4. Ziploc® brand bags are made from polyethylene and dye — but not BPA (Bisphenol A). Research has shown that exposure to bisphenol A is widespread, and may negatively affect human development and reproduction. .


5. Have you ever noticed the “U” symbol on products and wondered what it means? It’s the symbol of the Orthodox Union, and it means that the product has been certified kosher for those who keep a kosher diet and lifestyle.


6. Recycled plastic bags will not necessarily come back to life as another plastic bag. Most plastic film will be turned into composite lumber, or it could be transformed into post-consumer plastic resin pellets, which are used to make a wide range of plastic goods, from playground equipment to pipes to crates or containers.


7. Recycling is essential to conserving resources like energy and natural raw materials, to reducing pollution, and to keeping materials out of the landfills. One part of Ziploc® brand’s sustainability mission is to make sure their products get recycled. Ziploc® brand bags (and their packaging) are fully recyclable: It’s as easy as dropping off the clean and dry bags in one of the thousands of collection bins found at most supermarkets and other retailers, and recycling the paperboard packaging along with your other paper recycling.

Did you know you could recycle Ziploc® brand bags and other plastic film? Tell us in the comments below.

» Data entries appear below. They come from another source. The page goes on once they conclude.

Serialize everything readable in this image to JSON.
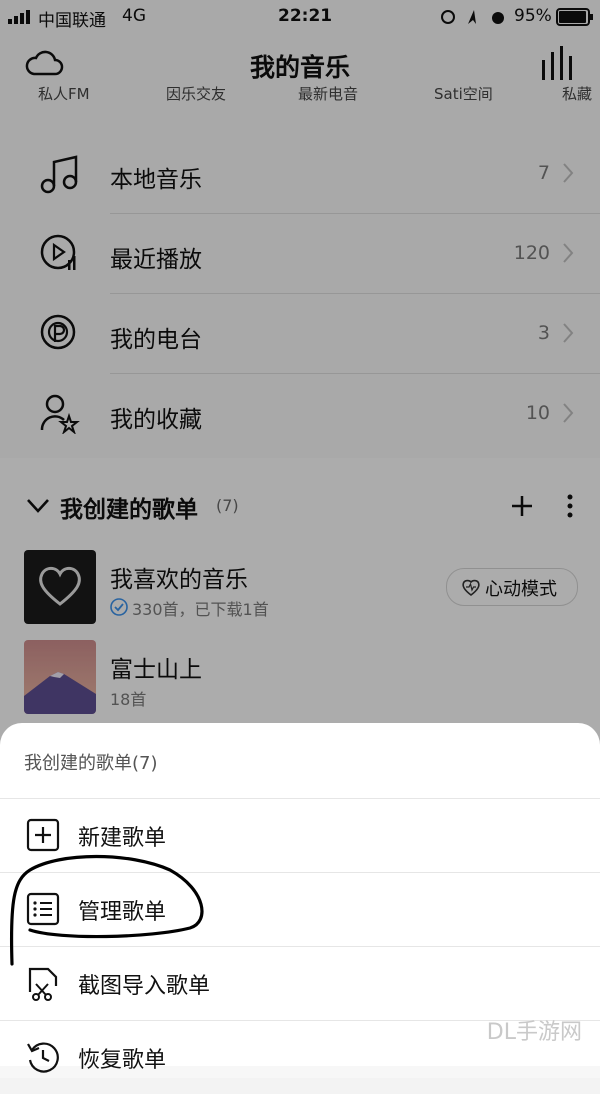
{
  "status_bar": {
    "carrier": "中国联通",
    "network": "4G",
    "time": "22:21",
    "battery": "95%"
  },
  "header": {
    "title": "我的音乐",
    "left_icon": "cloud-icon",
    "right_icon": "equalizer-icon"
  },
  "quick_links": [
    "私人FM",
    "因乐交友",
    "最新电音",
    "Sati空间",
    "私藏"
  ],
  "menu": [
    {
      "label": "本地音乐",
      "count": "7",
      "icon": "music-note-icon"
    },
    {
      "label": "最近播放",
      "count": "120",
      "icon": "recent-play-icon"
    },
    {
      "label": "我的电台",
      "count": "3",
      "icon": "radio-icon"
    },
    {
      "label": "我的收藏",
      "count": "10",
      "icon": "favorite-user-icon"
    }
  ],
  "section": {
    "title": "我创建的歌单",
    "count": "(7)"
  },
  "playlists": [
    {
      "name": "我喜欢的音乐",
      "meta": "330首，已下载1首",
      "mode_button": "心动模式"
    },
    {
      "name": "富士山上",
      "meta": "18首"
    }
  ],
  "sheet": {
    "header": "我创建的歌单(7)",
    "items": [
      {
        "label": "新建歌单",
        "icon": "plus-square-icon"
      },
      {
        "label": "管理歌单",
        "icon": "list-icon"
      },
      {
        "label": "截图导入歌单",
        "icon": "screenshot-import-icon"
      },
      {
        "label": "恢复歌单",
        "icon": "restore-icon"
      }
    ]
  },
  "watermark": "DL手游网"
}
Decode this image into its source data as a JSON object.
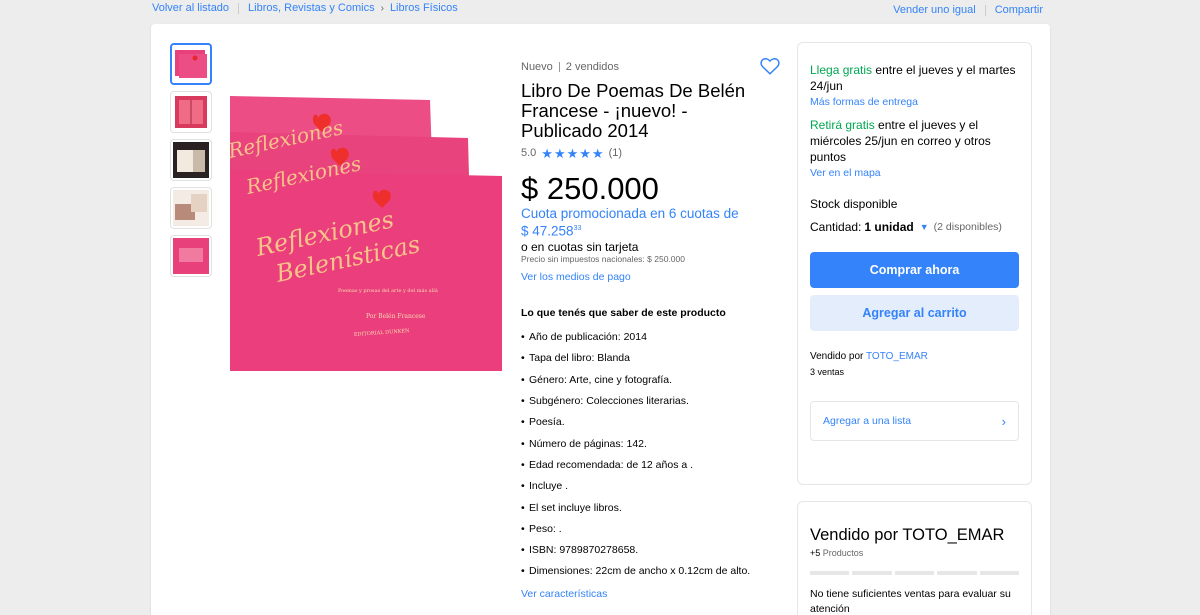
{
  "nav": {
    "back": "Volver al listado",
    "category": "Libros, Revistas y Comics",
    "subcategory": "Libros Físicos",
    "sell_same": "Vender uno igual",
    "share": "Compartir"
  },
  "product": {
    "condition": "Nuevo",
    "sold": "2 vendidos",
    "title": "Libro De Poemas De Belén Francese - ¡nuevo! - Publicado 2014",
    "rating": "5.0",
    "rating_value": 5,
    "rating_count": "(1)",
    "price": "$ 250.000",
    "promo_prefix": "Cuota promocionada en 6 cuotas de",
    "promo_amount": "$ 47.258",
    "promo_cents": "33",
    "no_card": "o en cuotas sin tarjeta",
    "taxes": "Precio sin impuestos nacionales: $ 250.000",
    "payment_link": "Ver los medios de pago",
    "features_title": "Lo que tenés que saber de este producto",
    "features": [
      "Año de publicación: 2014",
      "Tapa del libro: Blanda",
      "Género: Arte, cine y fotografía.",
      "Subgénero: Colecciones literarias.",
      "Poesía.",
      "Número de páginas: 142.",
      "Edad recomendada: de 12 años a .",
      "Incluye .",
      "El set incluye libros.",
      "Peso: .",
      "ISBN: 9789870278658.",
      "Dimensiones: 22cm de ancho x 0.12cm de alto."
    ],
    "features_link": "Ver características",
    "book_cover_text": [
      "Reflexiones",
      "Belenísticas",
      "Poemas y prosas del arte y del más allá",
      "Por Belén Francese",
      "EDITORIAL DUNKEN"
    ]
  },
  "buybox": {
    "ship_label": "Llega gratis",
    "ship_text": "entre el jueves y el martes 24/jun",
    "more_delivery": "Más formas de entrega",
    "pickup_label": "Retirá gratis",
    "pickup_text": "entre el jueves y el miércoles 25/jun en correo y otros puntos",
    "map_link": "Ver en el mapa",
    "stock": "Stock disponible",
    "qty_label": "Cantidad:",
    "qty_value": "1 unidad",
    "qty_available": "(2 disponibles)",
    "buy_now": "Comprar ahora",
    "add_cart": "Agregar al carrito",
    "sold_by": "Vendido por",
    "seller": "TOTO_EMAR",
    "sales": "3 ventas",
    "add_list": "Agregar a una lista"
  },
  "seller_box": {
    "title": "Vendido por TOTO_EMAR",
    "products_count": "+5",
    "products_label": "Productos",
    "note": "No tiene suficientes ventas para evaluar su atención"
  },
  "colors": {
    "accent": "#3483fa",
    "green": "#00a650",
    "book_pink": "#e8407a"
  }
}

Share with Your Friends & Family
About the Author
Jessica Harlan
Jessica Harlan
I love finding new ways to green my family's life as painlessly as possible, and sharing those ideas with folks who want to do the same. more